Reception for Imaginary Mechanical Instruments

Friday, August 26, 2016 — 12:00 AM
Tickets: Free!
Tickets available at the door only

The Museum of Imaginary Instruments & the Window Gallery for Invented Instruments Present:

Imaginary Mechanical Instruments

Historical and Contemporary Prints
FREE Reception July 32, 26pm
On Display July-Aug
at the Center for New Music
53.7 Taylor Street, San Francisco
(Actual Free Reception 8/26/16, 7pm
55 Taylor Street, SF )
With images dating from 1618-1995, the variety of pure inventive genius on display includes excellent reproductions of JJ Grandville, Robert Fludd, and Johann Gottlob Kruger. Images from Experimental Musical Instruments Journal including Cloud 8 Archives by Hal Ramel contribute more contemporary works of fictional acoustic fantasy.
Join us for Drinks at our FREE reception and explore multi-touch applications by Ian Saxton, which virtually realize selected works from the exhibition, as well as a variety of previously imaginary alternate keyboard interfaces. Reception is followed at 7:45 PM by the New Music Open Mic .

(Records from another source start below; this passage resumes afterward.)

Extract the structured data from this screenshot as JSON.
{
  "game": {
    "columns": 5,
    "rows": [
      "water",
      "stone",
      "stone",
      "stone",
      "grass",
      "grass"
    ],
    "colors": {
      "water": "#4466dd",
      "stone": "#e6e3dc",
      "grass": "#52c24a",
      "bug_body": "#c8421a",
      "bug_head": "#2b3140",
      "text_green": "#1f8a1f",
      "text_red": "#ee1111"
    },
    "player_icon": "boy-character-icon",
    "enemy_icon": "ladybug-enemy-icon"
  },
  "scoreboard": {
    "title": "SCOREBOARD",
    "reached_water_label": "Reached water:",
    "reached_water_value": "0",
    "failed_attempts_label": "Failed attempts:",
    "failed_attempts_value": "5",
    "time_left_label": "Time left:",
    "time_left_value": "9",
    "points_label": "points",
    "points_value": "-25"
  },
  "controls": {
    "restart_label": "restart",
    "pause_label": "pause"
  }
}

In a time of unprecedented activity and innovation in sound technology, a museum of imaginary musical instruments may seem unbearably twee. What could these phantasms have to do with the real instrumentarium that expands dizzyingly around us every day?
We believe that these artifacts matter now more than ever, when our world is held so powerfully in the thrall of real technologies and the often deterministic rhetoric that accompanies them. Imaginary instruments are relevant not as a form of escapism or unhinged fantasy, but precisely because they highlight the permeable boundaries between the actual and the possible. Just as, according to Jung, everything that appears in a dream represents an aspect of the dreamer’s psyche, all that the human mind dreams up is a commentary on the mundane realm we inhabit. To conceive of a counterfactual technology—whether impossible or merely impractical—is to make a statement about the empirical world, to shed light into the shadows of the real, and to proclaim the possibility of things being otherwise.
Although imaginary instruments have a history probably as long as that of human technology itself, they share with the aesthetics of modernism and the avant-garde a certain visionary impetus. Like the best new music, they issue a challenge to convention and posit the existence of alternative ways of hearing, thinking, feeling, and being. With this special exhibit, we share some of the most outlandish, delightful and intricate imaginary musical instruments from the last 400 years; may they inspire many more.
Guest Curators Deirdre Loughridge and Thomas Patteson
Museum of Imaginary Musical Instruments